The most interesting takeaway from the chart above is a trend showing some sort of spatial trifurcation of GDP growth since 2013, with GDP growth strongest in urban regions, steady in Ontario as a whole, and weakest in less urban areas and across all of Canada. This brings into mind an interesting study done in the US by Zillow from 2016, where the researchers found that nationwide average home values in areas considered more urban were higher than home values in suburban or rural areas.

I would be curious to assess the GDP data to 2018 to compare growth between the different geographies and especially the City of Toronto and the rest of the Toronto CMA, and determine whether this recent trend of agglomeration economics has intensified. My prediction is that it has given the “hyper-concentration” of job growth in Downtown Toronto over the last few years.

Comparing homicide trends in US and Canadian Cities

Following up to my earlier post about crime trends in Toronto, Montreal and Vancouver, I was curious to see how the three biggest Canadian cities compare to their US counterparts with respect to homicides. The reason I focused on homicides here was because of the consistency in data reporting (i.e., it was difficult to find consistent data between US and Canadian cities on total crime, including violent and property crime).

The findings in this article show a fairly stark difference with respect to homicides and homicide rates between US and Canadian cities.

The first chart below shows total homicides annually in the four biggest US cities (i.e., New York, Los Angeles, Chicago and Houston) since 1985 –


And the next chart shows the homicide rate per 100,000 residents for the same four cities –


What we see is a persistent decline in crime since the 1990s, with an uptick in some cities since 2014 – notably Chicago.
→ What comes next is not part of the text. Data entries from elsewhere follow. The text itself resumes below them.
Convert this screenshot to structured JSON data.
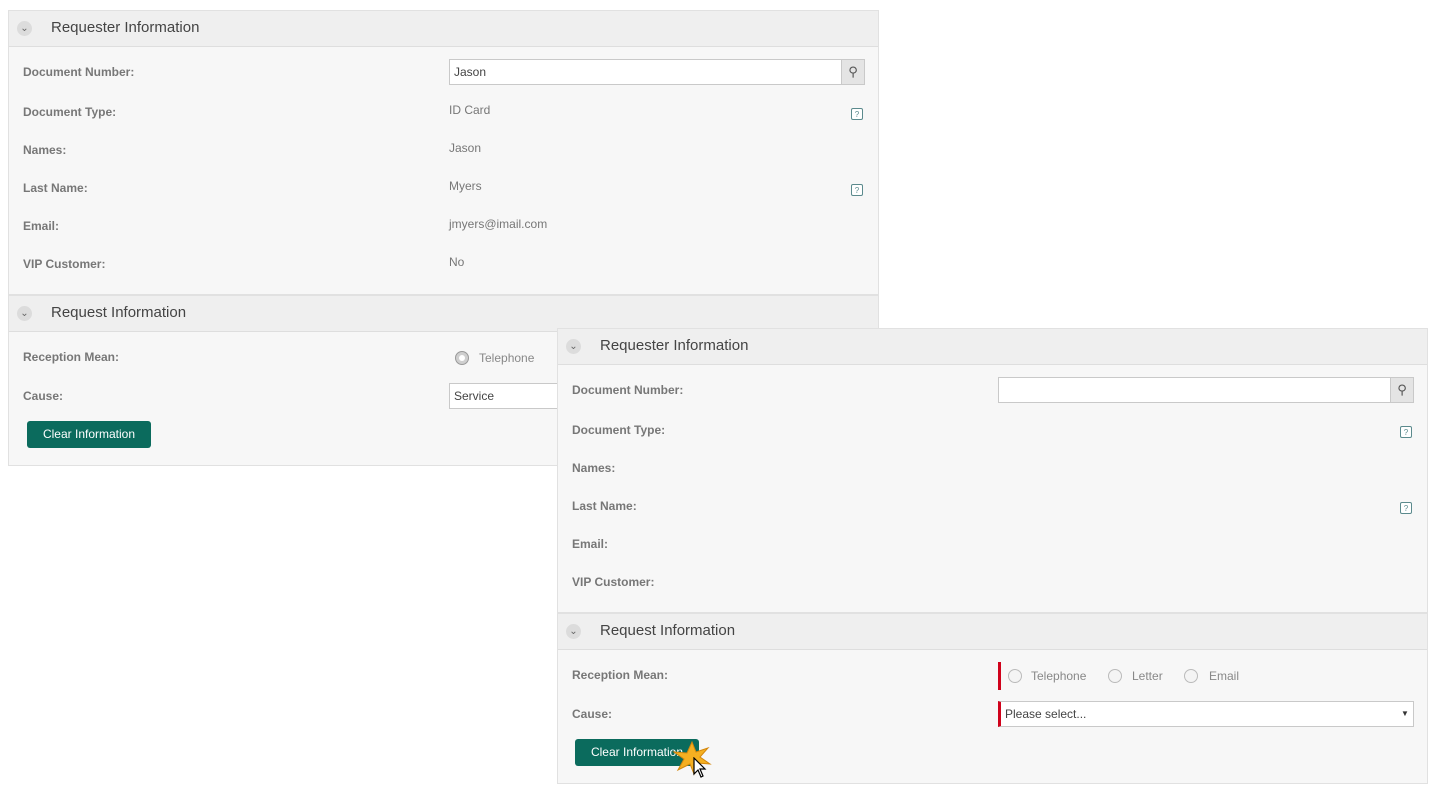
{
  "colors": {
    "accent": "#0b6b5d",
    "required": "#d0021b"
  },
  "before": {
    "requester": {
      "title": "Requester Information",
      "doc_number_label": "Document Number:",
      "doc_number_value": "Jason",
      "doc_type_label": "Document Type:",
      "doc_type_value": "ID Card",
      "names_label": "Names:",
      "names_value": "Jason",
      "last_name_label": "Last Name:",
      "last_name_value": "Myers",
      "email_label": "Email:",
      "email_value": "jmyers@imail.com",
      "vip_label": "VIP Customer:",
      "vip_value": "No"
    },
    "request": {
      "title": "Request Information",
      "reception_label": "Reception Mean:",
      "reception_option": "Telephone",
      "cause_label": "Cause:",
      "cause_value": "Service",
      "clear_button": "Clear Information"
    }
  },
  "after": {
    "requester": {
      "title": "Requester Information",
      "doc_number_label": "Document Number:",
      "doc_number_value": "",
      "doc_type_label": "Document Type:",
      "names_label": "Names:",
      "last_name_label": "Last Name:",
      "email_label": "Email:",
      "vip_label": "VIP Customer:"
    },
    "request": {
      "title": "Request Information",
      "reception_label": "Reception Mean:",
      "options": [
        "Telephone",
        "Letter",
        "Email"
      ],
      "cause_label": "Cause:",
      "cause_placeholder": "Please select...",
      "clear_button": "Clear Information"
    }
  }
}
New York City for instance has done a fantastic job in repressing crime over the last 20 years. Here is an interesting article from City Lab that speaks to crime trends in US cities.

The chart below shows total annual homicides since 1985 with the three largest Canadian cities added –


And in the next chart, the homicide rate per 100,000 residents of both US and Canadian cities is shown  –


Although it’s not a big surprise to many, it is clear from the two charts immediately above that the biggest Canadian cities are substantially safer than the largest cities in the US when it comes to homicides. Some interesting facts:

  • In 4 of the past 33 years, Toronto has exceeded 100 homicides; for Montreal it happened 6 times since 1985. Vancouver never surpassed 100 homicides
  • Houston is the only city (of the 4 largest) that has experienced less than 200 homicides annually; it happened one time since 1985 – in 2010
  • Since 1985, the 3 largest Canadian cities have never exceeded a homicide rate of 5 per 100,000 residents
  • New York is the only city analyzed here that has experienced a homicide rate of less than 5 per 100,000 residents; a consistent trend for the city since 2013